2. Past Chair's Report on Academic Planning and Budget and Capital Council. Past Chair Mitchell Marcus reported that since the last SEC meeting Capital Council had met once, though he was unable to attend; and that the Academic Planning and Budget Committee had met twice.  The Trustees Budget and Finance Committee had reviewed the financial status of the Health System. Recent years have shown improving financial conditions, although concerns remain (e.g., uncertainties about future income from Medicare/Medicaid and Blue Cross/Blue Shield).

3. Campus Security Update from Maureen Rush, Vice President for Public Safety. Vice President Rush provided an overview of recent trends in security on campus and in adjoining areas. She reported a slight decrease in overall crime from 2001 to 2002, with a larger decrease from January to October 2003. 2003 YTD figures reveal an increase in some types of crimes (notably, robberies and thefts from autos), and decreases in others (e.g., aggravated assaults and other thefts). Meanwhile, calls to Penn Public Safety have taken a large jump, as have walking escorts provided free to callers of 8-WALK. Following the presentation, SEC members discussed a number of topics with the Vice President, including which aspects of Penn's crime-prevention programs seem most effective and the work to be undertaken by the newly formed subcommittee of the Public Safety Advisory Board examining issues surrounding events of October 11. Assurances were made that the subcommittee would be given full access to information in carrying out its study.

4. Senate Committee on the Faculty Report on School of Medicine proposal for Academic Clinicians. SEC discussed a report of the Senate Committee on the Faculty reviewing and recommending approval of the SOM's request for a new Academic Clinician (AC) track within the Associated Faculty.
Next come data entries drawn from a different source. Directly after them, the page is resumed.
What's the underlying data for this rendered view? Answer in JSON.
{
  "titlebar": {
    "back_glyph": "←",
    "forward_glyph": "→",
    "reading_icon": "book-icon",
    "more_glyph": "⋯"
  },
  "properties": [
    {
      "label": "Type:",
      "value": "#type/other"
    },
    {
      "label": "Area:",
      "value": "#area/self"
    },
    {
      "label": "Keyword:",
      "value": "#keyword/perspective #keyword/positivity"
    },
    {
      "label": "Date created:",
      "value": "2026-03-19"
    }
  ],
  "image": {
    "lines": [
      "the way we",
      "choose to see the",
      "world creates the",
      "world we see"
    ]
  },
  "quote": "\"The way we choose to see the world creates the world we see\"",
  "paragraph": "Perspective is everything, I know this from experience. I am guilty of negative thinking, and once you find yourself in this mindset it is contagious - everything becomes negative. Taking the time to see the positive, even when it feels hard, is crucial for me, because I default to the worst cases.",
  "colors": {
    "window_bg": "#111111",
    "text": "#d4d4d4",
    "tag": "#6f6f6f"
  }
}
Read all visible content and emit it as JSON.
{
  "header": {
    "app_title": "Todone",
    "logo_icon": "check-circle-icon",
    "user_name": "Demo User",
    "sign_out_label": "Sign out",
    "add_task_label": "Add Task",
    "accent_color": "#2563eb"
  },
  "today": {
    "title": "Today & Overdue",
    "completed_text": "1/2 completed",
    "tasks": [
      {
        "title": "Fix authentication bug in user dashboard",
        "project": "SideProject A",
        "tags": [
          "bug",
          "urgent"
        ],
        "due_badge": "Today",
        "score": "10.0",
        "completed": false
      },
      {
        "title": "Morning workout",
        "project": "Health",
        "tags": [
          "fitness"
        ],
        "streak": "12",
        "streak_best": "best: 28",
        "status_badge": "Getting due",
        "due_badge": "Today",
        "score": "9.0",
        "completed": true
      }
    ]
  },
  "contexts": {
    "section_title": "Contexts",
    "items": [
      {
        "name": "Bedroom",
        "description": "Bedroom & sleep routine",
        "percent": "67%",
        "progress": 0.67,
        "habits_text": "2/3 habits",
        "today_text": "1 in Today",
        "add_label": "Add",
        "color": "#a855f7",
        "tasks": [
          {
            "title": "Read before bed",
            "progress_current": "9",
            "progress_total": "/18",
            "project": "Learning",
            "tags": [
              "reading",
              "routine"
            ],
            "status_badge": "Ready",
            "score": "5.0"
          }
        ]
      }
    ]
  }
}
Joining SEC for this discussion were Dr. Arthur Rubenstein, Dean of the School of Medicine, and Dr. Alan Wasserstein, chair of the SOM Faculty Track Review Committee, which had developed the proposal.  Discussion focused on of a number of aspects of the proposal, including the proposed cap on AC at 20% of the standing faculty in the SOM; likely numbers of tenure-track, Clinician-Educator, and Academic Clinician faculty in the coming years; functional impact upon Clinician Educators; possible impact on tenured faculty in the School; conditions of employment for ACs, and both short- and long-term effects envisioned on research, teaching, and clinical care. Following discussion, SEC unanimously voted its approval of the proposal.

5. Election of Faculty Representatives to the Penn Social Responsibility Advisory Committee. Elections were held for faculty representatives to the Penn SRAC, which is to advise the University Trustees and make recommendations to the Trustee Proxy Voting Subcommittee of the Executive Committee concerning decisions on proxy voting.  Professors Betsy Bailey (Wharton), Art Caplan (Medicine), Helen Davies (Medicine), and Jerry Porter (SAS) were elected to one-year terms.

6. New Business. SEC discussed the November 5, 2003 letter to the faculty from James Riepe, Chairman of the Board of Trustees and of the Consultative Committee for the Selection of a President, providing an update on the presidential search and outlining characteristics sought in a new president. Discussion focused on whether the Consultative Committee's outline, in not highlighting the need for a president who would consult the faculty and pay close attention to its concerns, adequately conveyed the importance placed by many faculty on consultation. It was agreed that the Senate Chair would send a letter to Chairman Riepe on behalf of SEC, underscoring the importance of giving this factor due weight in considering presidential candidates.  



  Almanac, Vol. 50, No. 14, November 25, 2003